Reading an account of the adventures of Rodrigo Diaz de Vivar, popularly known as El Cid, I came across a delightful bit of history.
In the eleventh century the Iberian peninsula was a crazy free-for-all and among the players were the counts of Barcelona. At one point there were two counts who were joint rulers and also twins: Ramon Berenguer and Berenguer Ramon. These brothers were the son of Ramon Berenguer I (“the Old”). Anyway, Ramon Berenguer II (known as “the Towhead”) died in a hunting accident (oddly enough, William II of England died around the same time in similarly mysterious circumstances). Brother Berenguer Ramon II (known as “the Fratricide”) then took over.
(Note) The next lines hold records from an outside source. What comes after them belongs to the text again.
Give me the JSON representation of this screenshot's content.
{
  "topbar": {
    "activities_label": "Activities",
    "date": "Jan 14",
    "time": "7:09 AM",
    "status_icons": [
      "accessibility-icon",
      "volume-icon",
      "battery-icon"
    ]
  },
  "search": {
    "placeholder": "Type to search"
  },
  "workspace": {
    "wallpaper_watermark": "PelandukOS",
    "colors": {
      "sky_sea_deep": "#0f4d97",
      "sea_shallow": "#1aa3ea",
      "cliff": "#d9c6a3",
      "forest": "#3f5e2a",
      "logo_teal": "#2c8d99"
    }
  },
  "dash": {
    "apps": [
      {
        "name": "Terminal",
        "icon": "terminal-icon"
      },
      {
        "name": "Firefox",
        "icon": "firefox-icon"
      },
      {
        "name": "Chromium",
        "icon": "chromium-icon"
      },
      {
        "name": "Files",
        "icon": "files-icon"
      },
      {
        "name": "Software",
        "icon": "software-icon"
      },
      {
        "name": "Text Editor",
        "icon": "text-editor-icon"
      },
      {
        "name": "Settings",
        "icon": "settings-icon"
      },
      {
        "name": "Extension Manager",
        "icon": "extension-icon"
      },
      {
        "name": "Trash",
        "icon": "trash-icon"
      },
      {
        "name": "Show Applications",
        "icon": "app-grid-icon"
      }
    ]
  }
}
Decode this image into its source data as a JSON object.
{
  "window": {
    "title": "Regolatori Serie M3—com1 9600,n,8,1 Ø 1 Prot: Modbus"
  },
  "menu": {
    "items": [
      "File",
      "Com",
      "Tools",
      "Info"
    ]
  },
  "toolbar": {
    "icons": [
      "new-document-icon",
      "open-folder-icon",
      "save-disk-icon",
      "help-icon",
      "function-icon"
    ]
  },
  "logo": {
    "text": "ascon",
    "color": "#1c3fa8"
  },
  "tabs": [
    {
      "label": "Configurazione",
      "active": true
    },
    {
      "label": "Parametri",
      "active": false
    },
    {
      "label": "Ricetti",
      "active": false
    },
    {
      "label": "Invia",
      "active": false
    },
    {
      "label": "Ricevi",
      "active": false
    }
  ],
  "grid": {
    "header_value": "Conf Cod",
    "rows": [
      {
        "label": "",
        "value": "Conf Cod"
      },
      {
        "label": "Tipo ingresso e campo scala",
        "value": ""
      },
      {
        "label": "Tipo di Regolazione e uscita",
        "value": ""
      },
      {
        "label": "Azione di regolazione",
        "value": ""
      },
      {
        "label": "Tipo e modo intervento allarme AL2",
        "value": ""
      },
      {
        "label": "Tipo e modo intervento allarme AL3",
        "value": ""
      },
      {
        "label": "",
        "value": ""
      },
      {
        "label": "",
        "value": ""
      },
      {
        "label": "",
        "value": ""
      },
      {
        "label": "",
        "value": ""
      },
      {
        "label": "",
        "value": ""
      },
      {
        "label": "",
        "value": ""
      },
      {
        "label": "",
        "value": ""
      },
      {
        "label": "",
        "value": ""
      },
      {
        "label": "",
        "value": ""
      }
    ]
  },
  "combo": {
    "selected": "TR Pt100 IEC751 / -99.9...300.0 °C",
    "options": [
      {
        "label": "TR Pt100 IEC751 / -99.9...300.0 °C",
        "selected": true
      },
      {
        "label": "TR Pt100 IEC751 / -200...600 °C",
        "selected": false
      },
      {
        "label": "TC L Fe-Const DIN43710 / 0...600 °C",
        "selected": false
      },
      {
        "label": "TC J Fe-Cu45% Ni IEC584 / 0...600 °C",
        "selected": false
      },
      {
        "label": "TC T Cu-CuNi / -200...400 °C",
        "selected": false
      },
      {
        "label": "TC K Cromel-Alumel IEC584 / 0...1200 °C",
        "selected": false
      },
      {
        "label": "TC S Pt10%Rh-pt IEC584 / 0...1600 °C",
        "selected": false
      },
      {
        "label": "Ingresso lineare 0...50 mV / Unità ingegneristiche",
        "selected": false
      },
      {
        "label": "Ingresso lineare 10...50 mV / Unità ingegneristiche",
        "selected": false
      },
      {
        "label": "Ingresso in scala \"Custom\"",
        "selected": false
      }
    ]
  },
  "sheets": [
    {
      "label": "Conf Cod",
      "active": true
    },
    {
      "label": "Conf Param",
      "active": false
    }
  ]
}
His nickname tells you something about the suspicions there were at the time over his involvement in his brother’s death.
That all this was going on between twins with reversed names just seemed like too much fun for me. As things worked out, the Fratricide Berenguer Ramon was later succeeded by his brother the Towhead’s son, who became Ramon Berenguer III (and who was also Ramon Berenguer I, Count of Provence). With these unimaginative names you can tell why they needed additional descriptive monikers. Ramon Berenguer III is known as the Great on account of his success in battle. On his death he left his Catalan possessions to his eldest son Ramon Berenguer IV and Provence to his younger son, Berenguer Ramon.